→ **Work instructions**
Report how many lines of the listing below include the word "favicon". Give nothing but the number.
[Supplied entries Boundary: Start]
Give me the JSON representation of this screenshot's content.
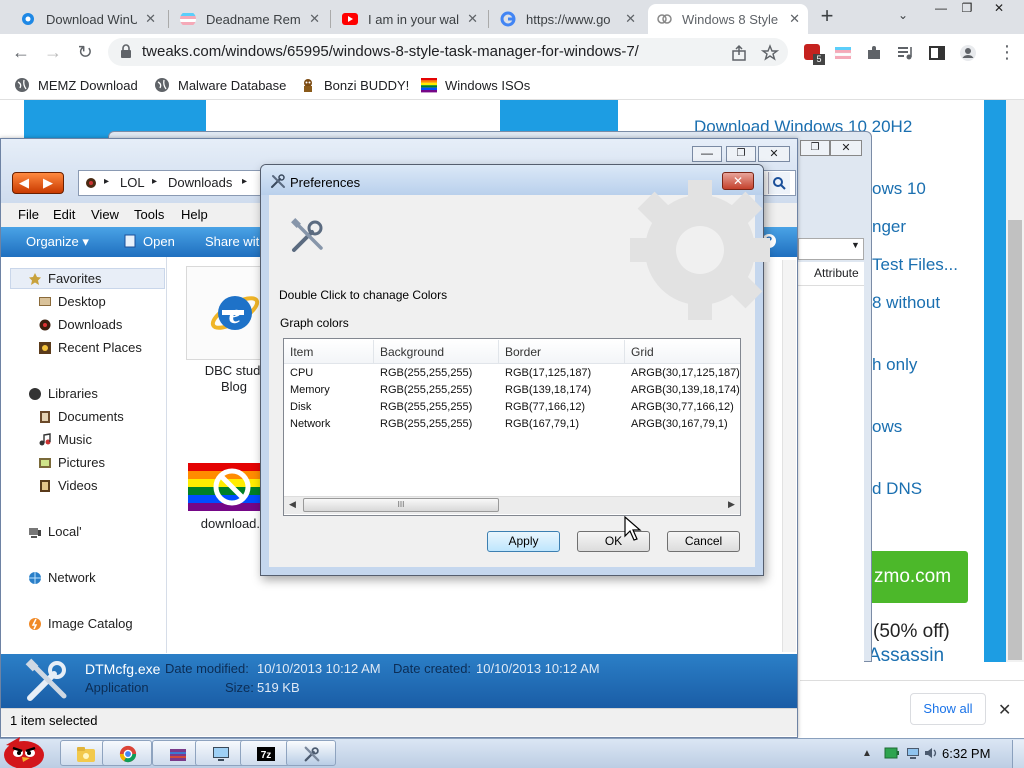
{
  "browser": {
    "tabs": [
      {
        "title": "Download WinU",
        "icon": "gear-favicon"
      },
      {
        "title": "Deadname Rem",
        "icon": "trans-flag-favicon"
      },
      {
        "title": "I am in your wal",
        "icon": "youtube-favicon"
      },
      {
        "title": "https://www.go",
        "icon": "google-favicon"
      },
      {
        "title": "Windows 8 Style",
        "icon": "site-favicon",
        "active": true
      }
    ],
    "new_tab": "+",
    "tab_search": "⌄",
    "window_controls": [
      "—",
      "❐",
      "✕"
    ],
    "url": "tweaks.com/windows/65995/windows-8-style-task-manager-for-windows-7/",
    "bookmarks": [
      {
        "label": "MEMZ Download",
        "icon": "globe-icon"
      },
      {
        "label": "Malware Database",
        "icon": "globe-icon"
      },
      {
        "label": "Bonzi BUDDY!",
        "icon": "bonzi-icon"
      },
      {
        "label": "Windows ISOs",
        "icon": "rainbow-flag-icon"
      }
    ],
    "extension_badge": "5"
  },
  "webpage": {
    "links": [
      "Download Windows 10 20H2",
      "ows 10",
      "nger",
      "Test Files...",
      "8 without",
      "h only",
      "ows",
      "d DNS"
    ],
    "green_button": "zmo.com",
    "sale_text": "(50% off)",
    "sale_text2": "Assassin",
    "show_all": "Show all",
    "close": "✕"
  },
  "explorer": {
    "breadcrumb": [
      "LOL",
      "Downloads"
    ],
    "menu": [
      "File",
      "Edit",
      "View",
      "Tools",
      "Help"
    ],
    "commands": [
      "Organize ▾",
      "Open",
      "Share with"
    ],
    "nav": {
      "favorites": "Favorites",
      "desktop": "Desktop",
      "downloads": "Downloads",
      "recent": "Recent Places",
      "libraries": "Libraries",
      "documents": "Documents",
      "music": "Music",
      "pictures": "Pictures",
      "videos": "Videos",
      "local": "Local'",
      "network": "Network",
      "image_catalog": "Image Catalog"
    },
    "files": [
      {
        "name_line1": "DBC studi",
        "name_line2": "Blog"
      },
      {
        "name_line1": "download.b",
        "name_line2": ""
      }
    ],
    "attribute_header": "Attribute",
    "details": {
      "filename": "DTMcfg.exe",
      "type": "Application",
      "modified_label": "Date modified:",
      "modified": "10/10/2013 10:12 AM",
      "created_label": "Date created:",
      "created": "10/10/2013 10:12 AM",
      "size_label": "Size:",
      "size": "519 KB"
    },
    "status": "1 item selected"
  },
  "dialog": {
    "title": "Preferences",
    "close": "✕",
    "hint": "Double Click to chanage Colors",
    "group_label": "Graph colors",
    "columns": [
      "Item",
      "Background",
      "Border",
      "Grid"
    ],
    "rows": [
      {
        "item": "CPU",
        "background": "RGB(255,255,255)",
        "border": "RGB(17,125,187)",
        "grid": "ARGB(30,17,125,187)"
      },
      {
        "item": "Memory",
        "background": "RGB(255,255,255)",
        "border": "RGB(139,18,174)",
        "grid": "ARGB(30,139,18,174)"
      },
      {
        "item": "Disk",
        "background": "RGB(255,255,255)",
        "border": "RGB(77,166,12)",
        "grid": "ARGB(30,77,166,12)"
      },
      {
        "item": "Network",
        "background": "RGB(255,255,255)",
        "border": "RGB(167,79,1)",
        "grid": "ARGB(30,167,79,1)"
      }
    ],
    "scroll_mark": "III",
    "buttons": {
      "apply": "Apply",
      "ok": "OK",
      "cancel": "Cancel"
    }
  },
  "taskbar": {
    "time": "6:32 PM",
    "items": [
      "explorer-icon",
      "chrome-icon",
      "winrar-icon",
      "monitor-icon",
      "7zip-icon",
      "tools-icon"
    ],
    "sevenzip_label": "7z"
  },
  "colors": {
    "accent_blue": "#1d9de3",
    "explorer_cmdbar": "#2f86d4",
    "green_button": "#4cb82a",
    "link": "#1a6fb0"
  }
}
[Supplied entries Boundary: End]
→ **Written answer**
5